→ **AIM OF THE EXERCISE**:
Determine the number of lines in the entries below in which the word "this" appears, and reply with that number only.

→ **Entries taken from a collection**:
******************************

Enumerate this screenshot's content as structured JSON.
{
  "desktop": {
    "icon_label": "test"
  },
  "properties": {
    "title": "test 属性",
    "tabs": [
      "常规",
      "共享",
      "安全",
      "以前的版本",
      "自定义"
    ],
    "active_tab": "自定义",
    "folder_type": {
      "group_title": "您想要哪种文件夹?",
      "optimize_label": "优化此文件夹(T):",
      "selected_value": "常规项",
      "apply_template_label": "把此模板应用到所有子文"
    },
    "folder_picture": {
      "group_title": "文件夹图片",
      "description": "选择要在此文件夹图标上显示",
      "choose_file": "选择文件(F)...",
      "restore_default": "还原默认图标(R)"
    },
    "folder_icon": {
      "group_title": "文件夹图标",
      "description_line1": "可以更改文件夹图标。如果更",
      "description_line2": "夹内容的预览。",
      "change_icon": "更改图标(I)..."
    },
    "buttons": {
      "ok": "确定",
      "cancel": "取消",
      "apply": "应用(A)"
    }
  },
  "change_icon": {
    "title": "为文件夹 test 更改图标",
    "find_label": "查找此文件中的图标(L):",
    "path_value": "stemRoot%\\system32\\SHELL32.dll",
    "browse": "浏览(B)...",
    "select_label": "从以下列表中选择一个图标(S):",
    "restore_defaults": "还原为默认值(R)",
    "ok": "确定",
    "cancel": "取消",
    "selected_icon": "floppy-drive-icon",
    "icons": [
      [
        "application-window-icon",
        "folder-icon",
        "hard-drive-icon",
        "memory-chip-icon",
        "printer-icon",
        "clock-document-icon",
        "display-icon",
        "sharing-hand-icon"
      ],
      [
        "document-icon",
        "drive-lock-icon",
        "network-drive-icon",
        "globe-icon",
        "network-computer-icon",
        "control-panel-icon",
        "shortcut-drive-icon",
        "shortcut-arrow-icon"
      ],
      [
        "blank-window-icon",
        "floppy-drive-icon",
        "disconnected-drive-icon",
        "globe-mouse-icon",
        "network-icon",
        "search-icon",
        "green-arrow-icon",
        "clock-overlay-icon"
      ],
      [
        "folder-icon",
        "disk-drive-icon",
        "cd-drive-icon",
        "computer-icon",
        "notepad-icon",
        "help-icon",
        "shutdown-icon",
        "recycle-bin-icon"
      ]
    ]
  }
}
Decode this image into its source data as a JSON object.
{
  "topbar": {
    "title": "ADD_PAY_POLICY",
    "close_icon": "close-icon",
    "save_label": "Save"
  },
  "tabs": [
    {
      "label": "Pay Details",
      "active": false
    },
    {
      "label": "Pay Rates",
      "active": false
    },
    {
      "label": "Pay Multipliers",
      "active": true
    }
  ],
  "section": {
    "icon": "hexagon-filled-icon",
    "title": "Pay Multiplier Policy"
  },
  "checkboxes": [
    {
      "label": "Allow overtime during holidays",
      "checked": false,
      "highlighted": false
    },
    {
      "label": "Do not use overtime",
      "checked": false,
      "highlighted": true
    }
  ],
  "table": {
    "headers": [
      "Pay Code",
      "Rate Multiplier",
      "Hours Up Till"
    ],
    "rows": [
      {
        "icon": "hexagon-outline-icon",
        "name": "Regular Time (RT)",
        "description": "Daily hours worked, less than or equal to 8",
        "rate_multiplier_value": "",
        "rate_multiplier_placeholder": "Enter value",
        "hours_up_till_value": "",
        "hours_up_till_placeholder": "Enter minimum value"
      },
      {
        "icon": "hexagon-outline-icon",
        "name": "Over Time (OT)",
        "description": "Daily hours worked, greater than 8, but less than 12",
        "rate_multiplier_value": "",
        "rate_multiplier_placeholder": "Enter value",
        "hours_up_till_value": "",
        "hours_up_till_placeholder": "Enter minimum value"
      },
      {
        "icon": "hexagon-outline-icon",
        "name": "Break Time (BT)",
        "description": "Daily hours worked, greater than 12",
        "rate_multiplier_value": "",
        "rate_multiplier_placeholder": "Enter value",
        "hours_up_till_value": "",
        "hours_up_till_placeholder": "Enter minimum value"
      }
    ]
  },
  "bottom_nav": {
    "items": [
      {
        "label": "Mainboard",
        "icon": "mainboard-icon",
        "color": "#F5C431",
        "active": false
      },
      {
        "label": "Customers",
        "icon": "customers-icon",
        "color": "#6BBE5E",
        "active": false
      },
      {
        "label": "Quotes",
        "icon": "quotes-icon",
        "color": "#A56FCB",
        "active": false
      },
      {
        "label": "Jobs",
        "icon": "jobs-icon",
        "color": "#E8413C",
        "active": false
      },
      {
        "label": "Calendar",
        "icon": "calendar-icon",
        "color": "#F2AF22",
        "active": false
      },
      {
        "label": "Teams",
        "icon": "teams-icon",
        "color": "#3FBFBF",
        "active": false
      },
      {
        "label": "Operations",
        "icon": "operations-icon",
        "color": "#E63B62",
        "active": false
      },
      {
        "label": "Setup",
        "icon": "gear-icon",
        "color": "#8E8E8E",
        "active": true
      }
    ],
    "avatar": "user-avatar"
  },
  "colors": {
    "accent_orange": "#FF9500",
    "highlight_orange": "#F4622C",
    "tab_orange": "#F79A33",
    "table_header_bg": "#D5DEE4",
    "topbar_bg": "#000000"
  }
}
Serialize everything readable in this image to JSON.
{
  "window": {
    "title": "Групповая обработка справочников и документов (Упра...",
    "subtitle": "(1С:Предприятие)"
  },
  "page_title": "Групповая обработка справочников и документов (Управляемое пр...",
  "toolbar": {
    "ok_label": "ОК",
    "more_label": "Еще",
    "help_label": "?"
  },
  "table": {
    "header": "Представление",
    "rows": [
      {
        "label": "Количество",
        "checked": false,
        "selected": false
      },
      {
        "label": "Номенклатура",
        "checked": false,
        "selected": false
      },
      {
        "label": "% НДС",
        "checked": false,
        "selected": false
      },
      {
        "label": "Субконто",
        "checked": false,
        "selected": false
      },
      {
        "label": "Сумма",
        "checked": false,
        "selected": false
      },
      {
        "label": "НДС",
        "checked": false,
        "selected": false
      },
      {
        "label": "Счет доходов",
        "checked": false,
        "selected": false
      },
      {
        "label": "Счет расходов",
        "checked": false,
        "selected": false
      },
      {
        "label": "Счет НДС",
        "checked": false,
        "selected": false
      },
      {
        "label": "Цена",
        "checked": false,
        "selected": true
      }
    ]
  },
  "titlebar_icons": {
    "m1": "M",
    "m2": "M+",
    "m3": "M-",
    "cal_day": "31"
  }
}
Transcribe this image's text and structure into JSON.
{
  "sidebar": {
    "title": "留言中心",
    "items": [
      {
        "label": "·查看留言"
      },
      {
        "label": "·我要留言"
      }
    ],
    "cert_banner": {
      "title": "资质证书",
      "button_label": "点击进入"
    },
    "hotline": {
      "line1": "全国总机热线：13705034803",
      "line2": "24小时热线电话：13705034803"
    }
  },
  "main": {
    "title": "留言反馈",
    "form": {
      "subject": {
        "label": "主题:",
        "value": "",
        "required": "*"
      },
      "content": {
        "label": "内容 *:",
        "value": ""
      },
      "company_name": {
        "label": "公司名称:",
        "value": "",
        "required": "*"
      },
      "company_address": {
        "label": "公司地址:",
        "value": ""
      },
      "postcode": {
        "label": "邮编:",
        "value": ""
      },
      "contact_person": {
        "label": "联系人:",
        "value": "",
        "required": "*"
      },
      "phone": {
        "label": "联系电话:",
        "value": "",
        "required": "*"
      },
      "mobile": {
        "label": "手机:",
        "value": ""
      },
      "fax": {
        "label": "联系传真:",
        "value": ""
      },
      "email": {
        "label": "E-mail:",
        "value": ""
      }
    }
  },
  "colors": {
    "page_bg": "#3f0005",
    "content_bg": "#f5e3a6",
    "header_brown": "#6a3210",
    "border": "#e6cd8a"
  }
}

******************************

→ **ANSWER FOR THE TASK**:
4